MATERIAL FOR THE TASK:
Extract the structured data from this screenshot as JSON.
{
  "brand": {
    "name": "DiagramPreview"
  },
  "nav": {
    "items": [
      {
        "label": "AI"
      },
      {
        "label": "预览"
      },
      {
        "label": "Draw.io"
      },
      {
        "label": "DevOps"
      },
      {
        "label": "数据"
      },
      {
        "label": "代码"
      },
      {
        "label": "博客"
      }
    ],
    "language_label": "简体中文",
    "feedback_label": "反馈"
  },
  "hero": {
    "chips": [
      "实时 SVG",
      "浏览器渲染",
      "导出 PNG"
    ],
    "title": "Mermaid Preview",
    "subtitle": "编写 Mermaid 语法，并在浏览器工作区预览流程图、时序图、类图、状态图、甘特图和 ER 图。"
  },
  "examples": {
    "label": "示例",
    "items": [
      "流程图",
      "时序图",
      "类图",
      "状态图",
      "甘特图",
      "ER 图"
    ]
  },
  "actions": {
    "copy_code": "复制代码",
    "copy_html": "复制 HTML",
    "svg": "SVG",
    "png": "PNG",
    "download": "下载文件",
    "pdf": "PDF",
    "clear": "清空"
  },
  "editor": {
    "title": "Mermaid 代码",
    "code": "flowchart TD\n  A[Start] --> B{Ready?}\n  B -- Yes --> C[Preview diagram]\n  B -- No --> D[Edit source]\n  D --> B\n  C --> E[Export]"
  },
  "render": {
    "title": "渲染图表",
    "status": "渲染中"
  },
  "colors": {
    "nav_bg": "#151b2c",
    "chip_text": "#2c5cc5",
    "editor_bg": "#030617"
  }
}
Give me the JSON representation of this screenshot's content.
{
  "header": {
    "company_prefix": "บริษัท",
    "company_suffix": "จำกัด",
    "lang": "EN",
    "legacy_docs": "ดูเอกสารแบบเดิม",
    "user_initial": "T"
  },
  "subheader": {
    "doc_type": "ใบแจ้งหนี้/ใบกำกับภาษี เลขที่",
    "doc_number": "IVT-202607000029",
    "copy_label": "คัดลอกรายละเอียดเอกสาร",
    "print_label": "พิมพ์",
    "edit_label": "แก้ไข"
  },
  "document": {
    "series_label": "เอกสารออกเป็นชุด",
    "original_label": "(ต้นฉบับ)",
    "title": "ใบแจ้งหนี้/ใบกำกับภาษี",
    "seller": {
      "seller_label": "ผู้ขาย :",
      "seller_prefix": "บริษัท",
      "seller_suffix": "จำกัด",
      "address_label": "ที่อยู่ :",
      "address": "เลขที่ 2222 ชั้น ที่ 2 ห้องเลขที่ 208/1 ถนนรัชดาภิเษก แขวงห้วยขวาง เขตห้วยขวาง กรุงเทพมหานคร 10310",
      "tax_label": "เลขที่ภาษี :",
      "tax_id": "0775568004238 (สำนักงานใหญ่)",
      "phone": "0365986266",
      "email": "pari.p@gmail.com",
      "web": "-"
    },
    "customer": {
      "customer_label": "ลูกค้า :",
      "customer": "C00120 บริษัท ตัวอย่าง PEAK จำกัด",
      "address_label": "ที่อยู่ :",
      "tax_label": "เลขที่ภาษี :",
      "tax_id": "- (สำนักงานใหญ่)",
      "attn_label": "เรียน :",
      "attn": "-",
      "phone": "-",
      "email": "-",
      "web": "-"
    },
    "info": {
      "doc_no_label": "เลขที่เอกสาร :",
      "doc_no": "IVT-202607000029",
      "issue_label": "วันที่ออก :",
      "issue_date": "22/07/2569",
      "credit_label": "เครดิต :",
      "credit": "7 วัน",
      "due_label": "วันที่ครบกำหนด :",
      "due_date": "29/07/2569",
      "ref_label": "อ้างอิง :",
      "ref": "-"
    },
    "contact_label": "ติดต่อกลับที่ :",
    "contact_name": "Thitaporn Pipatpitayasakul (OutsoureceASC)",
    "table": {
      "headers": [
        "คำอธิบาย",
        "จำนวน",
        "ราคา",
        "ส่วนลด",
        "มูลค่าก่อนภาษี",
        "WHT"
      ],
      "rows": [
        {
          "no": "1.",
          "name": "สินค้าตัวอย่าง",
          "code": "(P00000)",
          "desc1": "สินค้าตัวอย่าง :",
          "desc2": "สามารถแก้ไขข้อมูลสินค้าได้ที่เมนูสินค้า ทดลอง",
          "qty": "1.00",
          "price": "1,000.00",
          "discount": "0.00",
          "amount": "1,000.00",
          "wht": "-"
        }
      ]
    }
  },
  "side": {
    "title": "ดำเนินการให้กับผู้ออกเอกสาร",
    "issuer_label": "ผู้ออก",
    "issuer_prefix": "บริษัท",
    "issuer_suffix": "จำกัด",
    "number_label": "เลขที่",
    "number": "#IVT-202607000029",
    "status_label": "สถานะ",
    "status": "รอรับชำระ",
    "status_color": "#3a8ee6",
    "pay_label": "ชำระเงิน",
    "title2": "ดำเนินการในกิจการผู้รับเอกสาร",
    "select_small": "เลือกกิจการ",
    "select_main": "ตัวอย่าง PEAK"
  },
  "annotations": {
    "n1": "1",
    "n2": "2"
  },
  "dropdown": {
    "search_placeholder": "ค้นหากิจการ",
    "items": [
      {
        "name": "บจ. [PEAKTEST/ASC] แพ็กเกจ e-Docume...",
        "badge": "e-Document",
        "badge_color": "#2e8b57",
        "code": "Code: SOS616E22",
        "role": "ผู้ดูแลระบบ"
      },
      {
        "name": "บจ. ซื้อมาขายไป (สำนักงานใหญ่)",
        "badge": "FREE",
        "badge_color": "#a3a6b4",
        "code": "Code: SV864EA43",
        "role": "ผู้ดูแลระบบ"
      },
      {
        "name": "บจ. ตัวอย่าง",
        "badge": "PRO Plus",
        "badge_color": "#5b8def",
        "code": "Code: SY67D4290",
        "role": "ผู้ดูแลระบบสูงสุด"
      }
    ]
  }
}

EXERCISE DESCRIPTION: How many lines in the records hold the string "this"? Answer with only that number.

SOLVED PROBLEM: 2